The Turkish Kurd rebel group PKK confirmed Thursday that they were holding three German climbers hostage, that they were in good health, and that they would be released if Germany gives up its "hostile policies" against the group.
Kurdish rebels confirmed Thursday they had kidnapped three Germans in eastern Turkey and threatened not to release them unless Berlin ended its crackdown against their group and supporters, the pro-Kurdish Firat news agency reported.
The separatist Kurdistan Workers' Party (PKK) said in a statement published on Firat's Internet site, that the Germans, kidnapped while on a climbing trip on Mount Ararat, were in good health.
"The German tourists will not be released unless the German state announces that it has given up its hostile policies against the Kurdish people and the PKK," the statement said.
The German government, however, rejected the demands and called for the immediate release of the three mountaineers.
"The federal republic does not respond to blackmail," said Foreign Minister Frank-Walter Steinmeier.
The three hostages, seized late Tuesday, were among a group of 13 German mountaineers climbing Mount Ararat -- believed to be the final resting place of the Biblical Noah's Ark -- in Agri province close to the borders with Iran and Armenia.
Turkish paramilitary troops have launched a sweep to try and rescue the hostages and Agri governor Mehmet Cetin told the Anatolia news agency Thursday that Mount Ararat had been declared off-limits until further notice.
The PKK warned Turkish authorities to call off the search.
"The tourists are in good health, but the Turkish state needs to stop its operation in the field in order to ensure the safety" of the hostages, it said, adding that the rebels had not mistreated the hostages.
Germany is home to about 2.4 million Turks, which includes about 600,000 Kurds. Some 11,500 are believed to actively support the separatist movement, according to official figures.
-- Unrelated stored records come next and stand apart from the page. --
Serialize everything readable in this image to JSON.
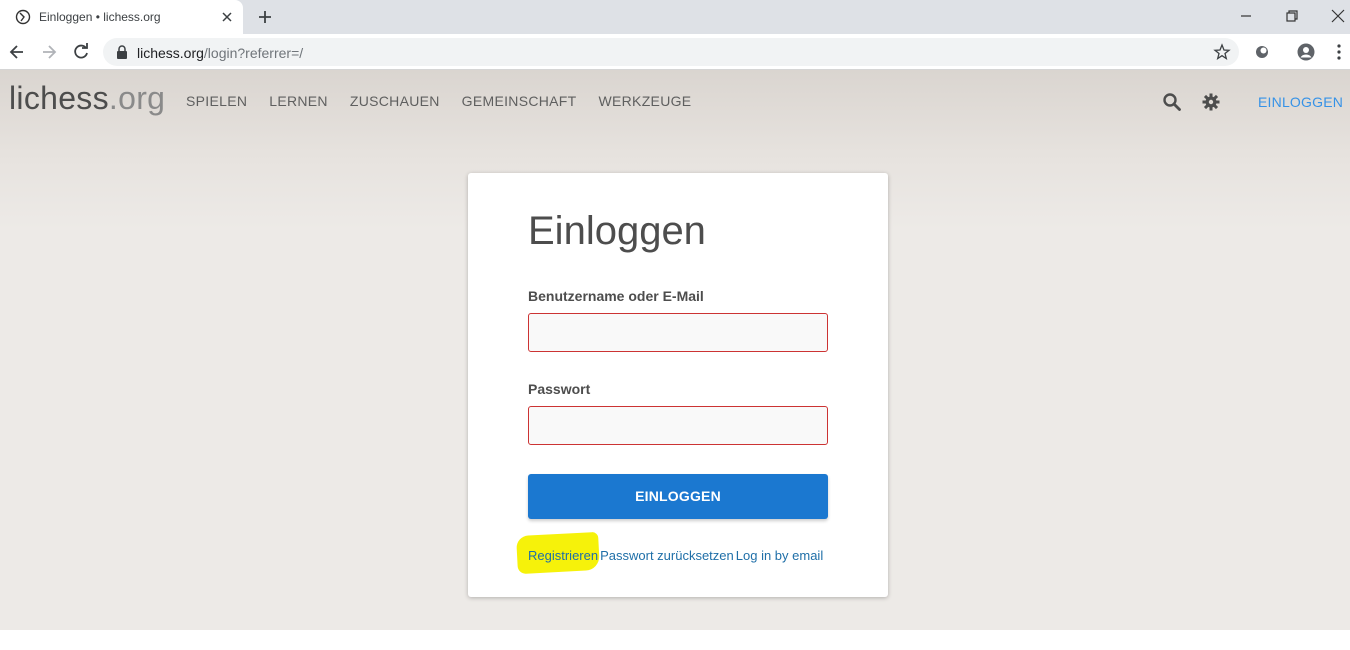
{
  "browser": {
    "tab_title": "Einloggen • lichess.org",
    "url_host": "lichess.org",
    "url_path": "/login?referrer=/"
  },
  "site": {
    "logo_main": "lichess",
    "logo_tld": ".org",
    "nav": [
      "SPIELEN",
      "LERNEN",
      "ZUSCHAUEN",
      "GEMEINSCHAFT",
      "WERKZEUGE"
    ],
    "login_link": "EINLOGGEN"
  },
  "form": {
    "title": "Einloggen",
    "username_label": "Benutzername oder E-Mail",
    "username_value": "",
    "password_label": "Passwort",
    "password_value": "",
    "submit_label": "EINLOGGEN",
    "links": {
      "register": "Registrieren",
      "reset": "Passwort zurücksetzen",
      "email_login": "Log in by email"
    }
  },
  "colors": {
    "accent": "#1b78d0",
    "link": "#1f6fa8",
    "header_link": "#3692e7",
    "input_error_border": "#cc3333",
    "highlight": "#f6f20a"
  }
}
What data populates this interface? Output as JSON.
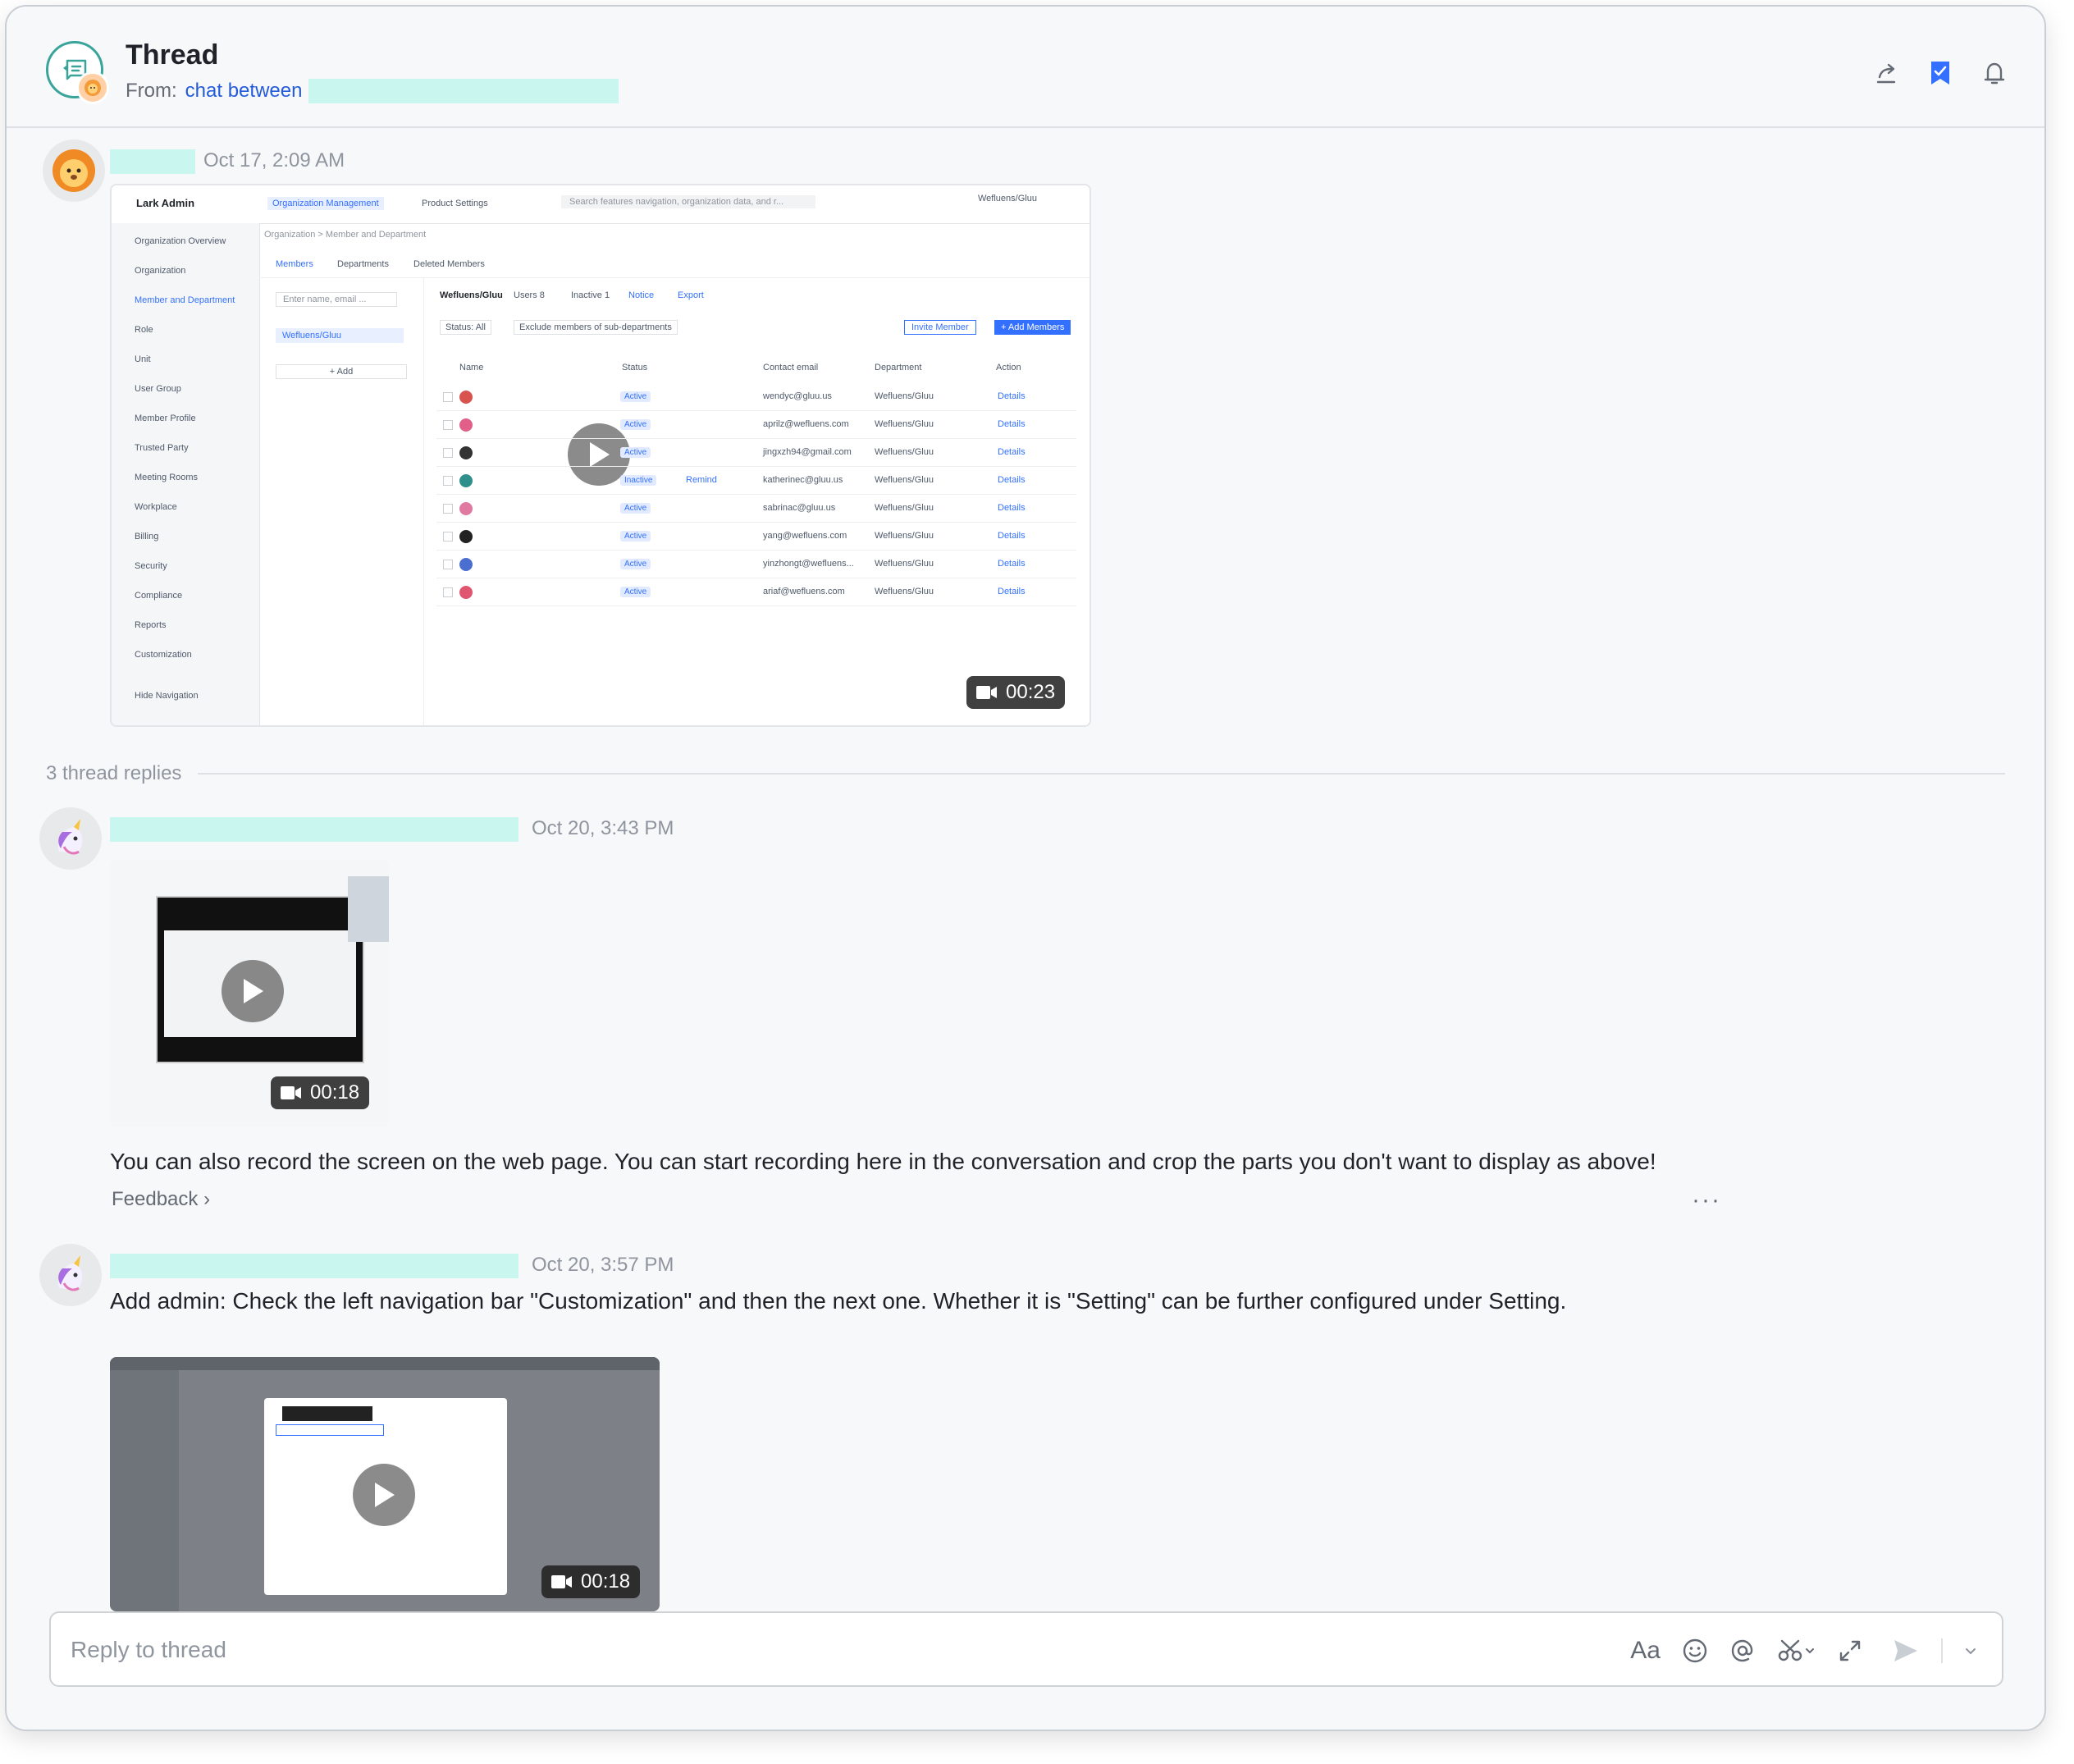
{
  "header": {
    "title": "Thread",
    "from_label": "From:",
    "from_link": "chat between",
    "actions": [
      "share-icon",
      "bookmark-icon",
      "bell-icon"
    ]
  },
  "root_message": {
    "timestamp": "Oct 17, 2:09 AM",
    "video": {
      "duration": "00:23",
      "preview": {
        "app_name": "Lark Admin",
        "top_tabs": [
          "Organization Management",
          "Product Settings"
        ],
        "search_placeholder": "Search features navigation, organization data, and r...",
        "account": "Wefluens/Gluu",
        "breadcrumb": "Organization  >  Member and Department",
        "sub_tabs": [
          "Members",
          "Departments",
          "Deleted Members"
        ],
        "sidebar": [
          "Organization Overview",
          "Organization",
          "Member and Department",
          "Role",
          "Unit",
          "User Group",
          "Member Profile",
          "Trusted Party",
          "Meeting Rooms",
          "Workplace",
          "Billing",
          "Security",
          "Compliance",
          "Reports",
          "Customization",
          "Hide Navigation"
        ],
        "org_name": "Wefluens/Gluu",
        "users_label": "Users  8",
        "inactive_label": "Inactive  1",
        "notice": "Notice",
        "export": "Export",
        "filter_status": "Status:  All",
        "filter_exclude": "Exclude members of sub-departments",
        "invite": "Invite Member",
        "add_members": "+ Add Members",
        "add": "+ Add",
        "search_member": "Enter name, email ...",
        "columns": [
          "Name",
          "Status",
          "Contact email",
          "Department",
          "Action"
        ],
        "rows": [
          {
            "status": "Active",
            "email": "wendyc@gluu.us",
            "dept": "Wefluens/Gluu",
            "action": "Details",
            "color": "#d9534f"
          },
          {
            "status": "Active",
            "email": "aprilz@wefluens.com",
            "dept": "Wefluens/Gluu",
            "action": "Details",
            "color": "#e0608a"
          },
          {
            "status": "Active",
            "email": "jingxzh94@gmail.com",
            "dept": "Wefluens/Gluu",
            "action": "Details",
            "color": "#333333"
          },
          {
            "status": "Inactive",
            "email": "katherinec@gluu.us",
            "dept": "Wefluens/Gluu",
            "action": "Details",
            "color": "#2f8f8a",
            "remind": "Remind"
          },
          {
            "status": "Active",
            "email": "sabrinac@gluu.us",
            "dept": "Wefluens/Gluu",
            "action": "Details",
            "color": "#e07aa0"
          },
          {
            "status": "Active",
            "email": "yang@wefluens.com",
            "dept": "Wefluens/Gluu",
            "action": "Details",
            "color": "#222222"
          },
          {
            "status": "Active",
            "email": "yinzhongt@wefluens...",
            "dept": "Wefluens/Gluu",
            "action": "Details",
            "color": "#4a6fd1"
          },
          {
            "status": "Active",
            "email": "ariaf@wefluens.com",
            "dept": "Wefluens/Gluu",
            "action": "Details",
            "color": "#e05570"
          }
        ]
      }
    }
  },
  "replies_label": "3 thread replies",
  "replies": [
    {
      "timestamp": "Oct 20, 3:43 PM",
      "video_duration": "00:18",
      "text": "You can also record the screen on the web page. You can start recording here in the conversation and crop the parts you don't want to display as above!",
      "feedback": "Feedback",
      "more": "···"
    },
    {
      "timestamp": "Oct 20, 3:57 PM",
      "text": "Add admin: Check the left navigation bar \"Customization\" and then the next one. Whether it is \"Setting\" can be further configured under Setting.",
      "video_duration": "00:18"
    }
  ],
  "composer": {
    "placeholder": "Reply to thread",
    "tools": [
      "font-icon",
      "emoji-icon",
      "mention-icon",
      "scissors-icon",
      "expand-icon",
      "send-icon"
    ],
    "font_label": "Aa"
  },
  "colors": {
    "accent": "#245bdb",
    "redaction": "#c9f7ef",
    "thread_ring": "#3aa49b"
  }
}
Last month, German authorities banned the Danish-based Roj TV from broadcasting in the country because it promoted the PKK. They also ordered the closure of a production house that supplied the channel with programming.
The PKK, listed as a terrorist group by Ankara, the European Union and the United States, has been fighting for self-rule in Turkey's Kurdish-populated east and southeast since 1984. The conflict has claimed more than 37,000 lives.
The group, banned in Germany for nearly 15 years, has in the past kidnapped people, among them soldiers, police officers and tourists, but it is not a tactic it frequently employs.
Date created : 2008-07-11